To push policy configure event distribution policy downward:
Click next to the targeted row and select Apply State to Branch.
The Console pushes (or propagates) the parent row check box settings down to each of its lower-level event types in the node tree hierarchy.
If you select one or more of the parent row check boxes, the console selects the same check box settings for each related lower-level event type in the node tree. When you save your configuration, the policy begins sending the child event types to the selected destinations.
If you clear any of the parent row check boxes, the console disables the same check box settings from each related lower-level event type in the node tree. When you save your configuration, the policy stops sending those event types to those destinations.
Click OK to save your changes.
The Console implements the new policy.
You can export a manager event policy to a spreadsheet file to:
To export a manager policy:
At the top of the window, click Export.
The Save As form appears.
In the File Name box, enter a name and file type for the exported file.
In the file name, include an XLS file type to save the file as a Microsoft Excel spreadsheet.
Click Save to save the file.
The Console saves the file to the folder and with the file name you specified.
You can now view the manager policy information in a spreadsheet file, such as Excel.
The Windows Filtering Platform (WFP) application in Windows 7/8 and Windows Server 2008/2012 logs firewall and IPsec-related events to the system security log.
The generated alerts represent background events using additional LEM resources. These events are not required for an optimized LEM deployment. Modifying your LEM manager event distribution policy to tune out the windows noise reduces the space these events occupy in the security event log, reduces network activity, and does not consume LEM resources (such as CPU, memory, and disk space).
To modify your LEM manager event distribution policy:
Windows Securityin the search box
Click Apply to save your changes and keep working.
Click Save to save your changes and exit the Alert Distribution Policy window,
The alerts described in the tables below can be filtered out (dropped) using your LEM Manager's Event Distribution Policy by unchecking their boxes in the Console, Database, Warehouse, and Rules columns. LEM still must process these events, and uses additional resources in the form of memory and CPU reservations.

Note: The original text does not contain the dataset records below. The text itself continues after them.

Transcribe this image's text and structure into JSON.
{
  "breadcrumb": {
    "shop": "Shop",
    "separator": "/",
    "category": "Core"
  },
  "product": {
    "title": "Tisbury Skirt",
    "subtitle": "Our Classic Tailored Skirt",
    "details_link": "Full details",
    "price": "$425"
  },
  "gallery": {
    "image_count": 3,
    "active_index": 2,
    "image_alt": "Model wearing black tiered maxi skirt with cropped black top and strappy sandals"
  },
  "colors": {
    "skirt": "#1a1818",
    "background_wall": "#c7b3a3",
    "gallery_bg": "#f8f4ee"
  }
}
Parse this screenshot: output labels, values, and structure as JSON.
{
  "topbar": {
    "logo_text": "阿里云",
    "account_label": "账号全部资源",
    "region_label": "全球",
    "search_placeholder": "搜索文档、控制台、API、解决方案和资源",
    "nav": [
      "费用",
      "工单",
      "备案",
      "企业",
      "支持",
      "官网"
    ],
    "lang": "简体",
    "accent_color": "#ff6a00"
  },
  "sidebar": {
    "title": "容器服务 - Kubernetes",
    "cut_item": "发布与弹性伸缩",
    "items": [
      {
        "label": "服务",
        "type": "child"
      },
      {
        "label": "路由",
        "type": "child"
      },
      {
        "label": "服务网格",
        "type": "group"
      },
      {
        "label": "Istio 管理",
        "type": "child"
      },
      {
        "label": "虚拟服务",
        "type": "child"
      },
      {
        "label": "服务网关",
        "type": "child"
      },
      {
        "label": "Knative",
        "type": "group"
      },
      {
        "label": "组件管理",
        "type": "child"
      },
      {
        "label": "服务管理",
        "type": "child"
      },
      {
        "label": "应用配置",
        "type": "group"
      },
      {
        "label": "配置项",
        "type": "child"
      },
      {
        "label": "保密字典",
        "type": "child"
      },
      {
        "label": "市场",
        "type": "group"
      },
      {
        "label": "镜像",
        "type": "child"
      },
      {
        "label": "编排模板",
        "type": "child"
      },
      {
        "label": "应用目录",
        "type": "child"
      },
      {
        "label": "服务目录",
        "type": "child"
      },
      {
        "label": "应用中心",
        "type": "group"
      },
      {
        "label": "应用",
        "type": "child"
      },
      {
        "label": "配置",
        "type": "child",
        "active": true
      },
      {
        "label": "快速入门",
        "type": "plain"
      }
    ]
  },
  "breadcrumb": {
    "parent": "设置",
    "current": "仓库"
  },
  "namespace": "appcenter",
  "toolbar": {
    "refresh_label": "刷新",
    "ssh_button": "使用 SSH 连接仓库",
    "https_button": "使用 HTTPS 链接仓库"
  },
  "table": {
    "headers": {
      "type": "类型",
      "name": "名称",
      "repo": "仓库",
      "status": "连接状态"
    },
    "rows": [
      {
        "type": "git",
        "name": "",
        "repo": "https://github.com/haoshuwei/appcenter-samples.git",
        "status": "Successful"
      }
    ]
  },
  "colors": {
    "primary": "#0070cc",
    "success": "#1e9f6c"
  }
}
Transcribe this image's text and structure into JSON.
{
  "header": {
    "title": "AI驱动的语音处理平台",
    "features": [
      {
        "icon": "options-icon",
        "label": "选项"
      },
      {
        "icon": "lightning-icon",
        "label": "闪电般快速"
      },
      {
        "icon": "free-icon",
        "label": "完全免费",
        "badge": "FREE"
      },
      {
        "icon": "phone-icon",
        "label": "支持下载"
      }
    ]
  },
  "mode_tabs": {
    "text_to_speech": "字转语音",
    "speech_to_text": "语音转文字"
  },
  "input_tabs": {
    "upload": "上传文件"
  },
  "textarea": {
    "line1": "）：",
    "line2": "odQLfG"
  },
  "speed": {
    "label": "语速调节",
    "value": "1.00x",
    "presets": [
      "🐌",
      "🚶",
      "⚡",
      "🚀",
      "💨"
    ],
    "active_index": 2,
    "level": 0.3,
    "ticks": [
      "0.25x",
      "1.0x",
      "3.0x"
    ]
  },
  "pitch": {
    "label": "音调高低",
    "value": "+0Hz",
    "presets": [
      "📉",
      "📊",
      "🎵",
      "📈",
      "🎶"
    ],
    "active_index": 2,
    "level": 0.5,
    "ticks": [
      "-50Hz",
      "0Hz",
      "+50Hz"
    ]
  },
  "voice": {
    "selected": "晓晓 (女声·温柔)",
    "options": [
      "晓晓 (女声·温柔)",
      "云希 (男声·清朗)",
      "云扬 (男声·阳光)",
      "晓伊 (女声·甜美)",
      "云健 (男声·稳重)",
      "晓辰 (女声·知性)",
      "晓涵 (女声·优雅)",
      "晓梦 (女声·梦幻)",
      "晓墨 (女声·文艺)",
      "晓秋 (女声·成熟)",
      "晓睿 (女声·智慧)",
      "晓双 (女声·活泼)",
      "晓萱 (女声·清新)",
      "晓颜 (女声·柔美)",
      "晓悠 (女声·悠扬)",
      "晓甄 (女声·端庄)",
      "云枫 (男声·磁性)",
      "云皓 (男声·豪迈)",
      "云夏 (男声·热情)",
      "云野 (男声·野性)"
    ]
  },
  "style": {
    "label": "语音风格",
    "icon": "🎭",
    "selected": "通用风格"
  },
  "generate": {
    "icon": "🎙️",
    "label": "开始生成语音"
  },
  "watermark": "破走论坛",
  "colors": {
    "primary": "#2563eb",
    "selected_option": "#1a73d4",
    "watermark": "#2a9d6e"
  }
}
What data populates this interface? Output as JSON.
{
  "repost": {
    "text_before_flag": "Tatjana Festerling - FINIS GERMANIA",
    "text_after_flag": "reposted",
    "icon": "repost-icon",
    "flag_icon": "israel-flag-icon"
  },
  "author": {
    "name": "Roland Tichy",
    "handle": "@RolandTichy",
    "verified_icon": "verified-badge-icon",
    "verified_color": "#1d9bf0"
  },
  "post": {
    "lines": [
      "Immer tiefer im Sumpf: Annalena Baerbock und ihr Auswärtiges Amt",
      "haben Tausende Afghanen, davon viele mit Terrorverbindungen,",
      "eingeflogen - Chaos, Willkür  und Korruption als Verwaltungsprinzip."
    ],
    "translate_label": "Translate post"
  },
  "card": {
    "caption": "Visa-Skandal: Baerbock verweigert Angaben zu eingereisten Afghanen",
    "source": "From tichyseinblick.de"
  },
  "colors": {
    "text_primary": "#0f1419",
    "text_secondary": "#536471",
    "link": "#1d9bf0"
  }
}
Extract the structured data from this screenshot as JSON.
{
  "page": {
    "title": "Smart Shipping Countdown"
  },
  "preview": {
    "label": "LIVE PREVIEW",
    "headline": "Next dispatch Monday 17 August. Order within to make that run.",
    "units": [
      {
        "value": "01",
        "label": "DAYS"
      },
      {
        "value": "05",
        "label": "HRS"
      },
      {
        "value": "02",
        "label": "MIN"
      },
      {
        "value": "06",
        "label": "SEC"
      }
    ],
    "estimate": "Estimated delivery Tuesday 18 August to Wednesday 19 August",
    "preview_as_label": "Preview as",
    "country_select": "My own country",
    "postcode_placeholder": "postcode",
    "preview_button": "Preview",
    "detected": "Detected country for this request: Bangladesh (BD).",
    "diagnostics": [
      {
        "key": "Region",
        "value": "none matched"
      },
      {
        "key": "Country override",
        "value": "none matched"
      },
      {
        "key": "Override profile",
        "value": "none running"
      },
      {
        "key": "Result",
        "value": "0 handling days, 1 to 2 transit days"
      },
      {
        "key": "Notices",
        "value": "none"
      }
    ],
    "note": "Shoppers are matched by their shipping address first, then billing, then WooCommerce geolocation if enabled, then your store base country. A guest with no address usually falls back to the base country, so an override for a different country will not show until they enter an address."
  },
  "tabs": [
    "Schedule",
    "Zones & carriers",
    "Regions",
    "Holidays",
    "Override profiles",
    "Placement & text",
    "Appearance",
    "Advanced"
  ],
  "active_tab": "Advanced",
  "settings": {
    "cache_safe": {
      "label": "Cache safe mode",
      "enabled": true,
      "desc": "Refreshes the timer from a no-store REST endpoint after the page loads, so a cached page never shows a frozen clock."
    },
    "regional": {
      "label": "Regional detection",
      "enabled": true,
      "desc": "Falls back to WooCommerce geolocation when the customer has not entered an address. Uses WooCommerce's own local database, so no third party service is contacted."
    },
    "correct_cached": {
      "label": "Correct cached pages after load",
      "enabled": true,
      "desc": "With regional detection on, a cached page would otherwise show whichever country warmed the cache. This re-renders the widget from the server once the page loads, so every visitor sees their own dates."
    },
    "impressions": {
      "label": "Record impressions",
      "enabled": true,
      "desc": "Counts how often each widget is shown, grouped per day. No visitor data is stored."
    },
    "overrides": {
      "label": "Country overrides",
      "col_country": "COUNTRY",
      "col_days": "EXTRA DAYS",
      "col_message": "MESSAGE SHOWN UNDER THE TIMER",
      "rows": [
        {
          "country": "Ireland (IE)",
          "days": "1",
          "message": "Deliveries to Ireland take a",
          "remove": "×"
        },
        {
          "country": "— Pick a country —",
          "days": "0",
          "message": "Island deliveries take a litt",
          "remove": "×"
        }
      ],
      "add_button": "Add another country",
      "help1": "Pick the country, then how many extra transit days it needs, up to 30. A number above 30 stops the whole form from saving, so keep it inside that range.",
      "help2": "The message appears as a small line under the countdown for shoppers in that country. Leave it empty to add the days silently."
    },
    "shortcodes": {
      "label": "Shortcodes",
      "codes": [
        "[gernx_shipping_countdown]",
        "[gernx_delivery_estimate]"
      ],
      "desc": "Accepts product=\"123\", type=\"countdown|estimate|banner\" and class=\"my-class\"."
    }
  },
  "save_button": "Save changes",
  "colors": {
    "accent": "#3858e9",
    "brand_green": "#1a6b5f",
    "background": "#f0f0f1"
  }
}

|Alert name||Windows event ID|
|TCPTrafficAudit||5152, 5154, 5156, 5157, 5158, 5159|
|IPTrafficAudit||5152, 5154, 5156, 5157, 5158, 5159|
|UDPTrafficAudit||5152, 5154, 5156, 5157, 5158, 5159|
|IMCPTrafficAudit||5152, 5156, 5157, 5158, 5159|
The Provider SID value in these alerts match the format for the Windows Security Auditing Event ID where Event ID is one of the Windows Event IDs listed below.
|Event ID||Event description|
|5152||Windows Filtering Platform blocked a packet|
|5154||Windows Filtering Platform permitted an application or service to listen on a port for incoming connections|
|5156||Windows Filtering Platform allowed a connection|
|5157||Windows Filtering Platform blocked a connection|
|5158||Windows Filtering Platform permitted a bind to a local port|
|5159||Windows Filtering Platform blocked a bind to a local port|